11 February 2019 - 17:46 By Nomahlubi Jordaan
Eskom has announced plans for stage 4 load-shedding this week.
Eskom has announced plans for stage 4 load-shedding this week.
Image: 123RF/rasslava

Power utility Eskom on Monday announced stage 4 load-shedding due to "continued pressure" on the national grid - and this is how it will affect you.

Stage 4 load-shedding, according to Eskom, calls for 4,000MW to be rotationally shed nationally. In practical terms, this means you're going to lose your electricity for twice as long as you would under stage 2, where 2,000MW must be shed.

According to Eskom’s Schedule Interpretation website, stage 4 load-shedding means customers have their electricity switched off 12 times over a four-day period. This is "double the frequency" of shedding than in stage 2, where customers lose electricity six times in four days. Comparatively, under stage 1, customers have their power cut three times over four days.

In each stage, the load-shedding lasts two hours at a time - although some users are affected less frequently over a four-hour period.

Eskom also warned that the load-shedding time periods could be 30 minutes longer. This is to ensure the power system isn’t damaged when electricity is switched on or off.

"Most customers (those in two-hour blocks) may therefore be without electricity for up to 2.5 hours at a time, while customers in four-hour blocks may be without electricity for up to 4.5 hours at a time.

"Eskom will begin load-shedding customers at the start of the period (for example, from 6am) and will have all scheduled customers switched off within the first half hour (that is, by 6.30am).

"At the end of the period, after the two/four hours (that is, by 8am or 10am as applicable), Eskom will start returning power to customers and should have them all back within half an hour (that is, by 8.30am or 10.30am)," said the power utility.

EE Publishers' investigative editor and managing director Chris Yelland said stage 4 was implemented to balance supply and demand.

"To make it less inconvenient, they don’t switch everybody off. They switch off areas on a rotational basis," said Yelland. "It’s happening because supply is not adequate to meet demand."

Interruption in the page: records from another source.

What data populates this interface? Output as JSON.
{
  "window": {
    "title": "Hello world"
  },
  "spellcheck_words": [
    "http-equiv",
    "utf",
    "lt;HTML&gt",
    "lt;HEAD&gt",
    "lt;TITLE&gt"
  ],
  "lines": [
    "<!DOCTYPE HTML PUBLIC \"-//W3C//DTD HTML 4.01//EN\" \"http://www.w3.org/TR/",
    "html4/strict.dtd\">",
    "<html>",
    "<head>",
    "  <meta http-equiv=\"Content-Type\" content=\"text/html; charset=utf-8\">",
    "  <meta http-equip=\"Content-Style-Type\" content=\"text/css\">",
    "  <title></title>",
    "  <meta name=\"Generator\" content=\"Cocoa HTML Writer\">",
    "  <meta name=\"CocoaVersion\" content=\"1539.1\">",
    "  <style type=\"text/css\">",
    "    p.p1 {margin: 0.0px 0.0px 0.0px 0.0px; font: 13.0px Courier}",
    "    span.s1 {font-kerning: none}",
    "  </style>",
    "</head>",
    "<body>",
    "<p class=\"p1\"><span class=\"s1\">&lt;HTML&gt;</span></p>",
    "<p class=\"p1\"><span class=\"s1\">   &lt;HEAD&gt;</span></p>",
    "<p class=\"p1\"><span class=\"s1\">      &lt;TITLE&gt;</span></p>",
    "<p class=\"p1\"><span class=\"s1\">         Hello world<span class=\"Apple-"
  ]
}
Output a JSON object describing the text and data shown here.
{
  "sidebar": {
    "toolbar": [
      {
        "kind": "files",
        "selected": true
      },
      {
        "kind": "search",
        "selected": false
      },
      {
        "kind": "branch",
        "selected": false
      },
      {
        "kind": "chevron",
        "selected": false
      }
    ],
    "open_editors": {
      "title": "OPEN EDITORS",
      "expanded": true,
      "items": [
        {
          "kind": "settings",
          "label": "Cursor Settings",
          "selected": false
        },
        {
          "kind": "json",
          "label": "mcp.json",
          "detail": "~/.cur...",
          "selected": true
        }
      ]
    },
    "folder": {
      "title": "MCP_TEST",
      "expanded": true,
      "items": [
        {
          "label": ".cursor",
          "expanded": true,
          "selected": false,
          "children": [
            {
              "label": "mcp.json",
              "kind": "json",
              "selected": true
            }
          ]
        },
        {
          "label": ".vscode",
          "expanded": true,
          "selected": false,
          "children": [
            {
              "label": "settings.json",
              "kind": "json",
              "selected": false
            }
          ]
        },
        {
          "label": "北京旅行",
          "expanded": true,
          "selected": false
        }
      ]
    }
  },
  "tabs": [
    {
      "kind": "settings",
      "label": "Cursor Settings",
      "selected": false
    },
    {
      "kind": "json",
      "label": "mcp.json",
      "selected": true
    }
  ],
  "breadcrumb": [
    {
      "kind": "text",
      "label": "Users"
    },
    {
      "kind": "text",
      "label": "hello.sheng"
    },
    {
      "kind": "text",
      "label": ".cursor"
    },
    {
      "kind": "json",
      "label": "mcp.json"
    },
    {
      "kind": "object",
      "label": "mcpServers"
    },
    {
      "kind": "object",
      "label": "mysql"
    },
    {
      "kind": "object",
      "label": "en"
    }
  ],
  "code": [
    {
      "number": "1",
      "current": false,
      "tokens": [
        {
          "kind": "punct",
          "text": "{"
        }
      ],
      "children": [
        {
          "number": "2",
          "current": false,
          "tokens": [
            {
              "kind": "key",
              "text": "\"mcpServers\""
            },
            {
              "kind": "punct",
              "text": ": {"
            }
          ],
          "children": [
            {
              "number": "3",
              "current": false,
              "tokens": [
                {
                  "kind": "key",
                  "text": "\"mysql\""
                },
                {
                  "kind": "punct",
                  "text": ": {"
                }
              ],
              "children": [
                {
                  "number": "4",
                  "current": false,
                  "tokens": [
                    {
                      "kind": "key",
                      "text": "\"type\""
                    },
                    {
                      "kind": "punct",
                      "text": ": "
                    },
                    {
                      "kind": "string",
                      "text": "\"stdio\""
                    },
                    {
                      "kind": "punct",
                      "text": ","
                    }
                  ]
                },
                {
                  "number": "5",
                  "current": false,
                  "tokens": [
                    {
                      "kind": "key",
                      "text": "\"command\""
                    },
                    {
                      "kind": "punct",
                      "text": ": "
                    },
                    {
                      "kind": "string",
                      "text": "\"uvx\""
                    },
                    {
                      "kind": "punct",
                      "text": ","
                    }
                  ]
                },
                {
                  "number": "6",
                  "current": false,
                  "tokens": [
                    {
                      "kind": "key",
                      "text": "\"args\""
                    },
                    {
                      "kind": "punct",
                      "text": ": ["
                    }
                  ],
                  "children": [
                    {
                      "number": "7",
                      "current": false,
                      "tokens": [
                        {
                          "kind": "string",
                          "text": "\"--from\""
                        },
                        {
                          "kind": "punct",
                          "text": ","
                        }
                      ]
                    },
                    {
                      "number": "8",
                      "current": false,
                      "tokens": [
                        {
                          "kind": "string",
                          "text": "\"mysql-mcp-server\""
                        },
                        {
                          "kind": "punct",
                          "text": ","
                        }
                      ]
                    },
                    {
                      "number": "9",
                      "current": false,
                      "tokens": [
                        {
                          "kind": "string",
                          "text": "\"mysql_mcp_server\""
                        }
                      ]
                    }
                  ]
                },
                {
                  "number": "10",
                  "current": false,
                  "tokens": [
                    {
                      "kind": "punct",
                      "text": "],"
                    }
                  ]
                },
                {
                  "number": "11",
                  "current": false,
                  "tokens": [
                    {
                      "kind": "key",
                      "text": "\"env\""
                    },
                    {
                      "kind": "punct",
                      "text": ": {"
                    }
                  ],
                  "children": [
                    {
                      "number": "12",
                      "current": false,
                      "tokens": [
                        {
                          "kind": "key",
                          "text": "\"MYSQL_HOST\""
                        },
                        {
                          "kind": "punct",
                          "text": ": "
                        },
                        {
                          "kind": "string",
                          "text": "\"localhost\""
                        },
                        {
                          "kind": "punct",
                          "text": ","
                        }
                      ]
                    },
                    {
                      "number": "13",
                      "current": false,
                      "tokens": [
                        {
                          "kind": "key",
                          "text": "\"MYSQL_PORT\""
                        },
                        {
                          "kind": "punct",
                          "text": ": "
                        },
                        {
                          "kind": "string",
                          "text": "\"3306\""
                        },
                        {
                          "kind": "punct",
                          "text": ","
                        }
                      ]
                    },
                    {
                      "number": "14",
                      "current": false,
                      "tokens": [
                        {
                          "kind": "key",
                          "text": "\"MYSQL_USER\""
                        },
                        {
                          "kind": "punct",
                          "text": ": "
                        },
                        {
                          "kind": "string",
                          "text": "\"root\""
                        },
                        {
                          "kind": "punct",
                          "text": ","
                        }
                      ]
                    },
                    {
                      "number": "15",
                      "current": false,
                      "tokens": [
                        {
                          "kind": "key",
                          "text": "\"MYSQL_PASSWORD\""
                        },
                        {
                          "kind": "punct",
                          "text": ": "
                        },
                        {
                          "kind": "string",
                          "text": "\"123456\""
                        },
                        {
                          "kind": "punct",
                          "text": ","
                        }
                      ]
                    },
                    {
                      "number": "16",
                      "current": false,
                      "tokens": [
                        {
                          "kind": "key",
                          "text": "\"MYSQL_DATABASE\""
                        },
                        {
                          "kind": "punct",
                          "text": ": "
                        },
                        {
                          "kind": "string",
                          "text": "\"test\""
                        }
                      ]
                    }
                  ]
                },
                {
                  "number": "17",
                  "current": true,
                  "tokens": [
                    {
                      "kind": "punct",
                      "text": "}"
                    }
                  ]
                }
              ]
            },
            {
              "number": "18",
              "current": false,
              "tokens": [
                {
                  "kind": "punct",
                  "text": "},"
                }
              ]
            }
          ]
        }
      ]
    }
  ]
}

Yelland added that stage 4 affected more people than the lower stages. "The higher the stage, the more people are affected," he said.

"The impact of load-shedding is obviously the inconvenience for the customers and the economic impact on business."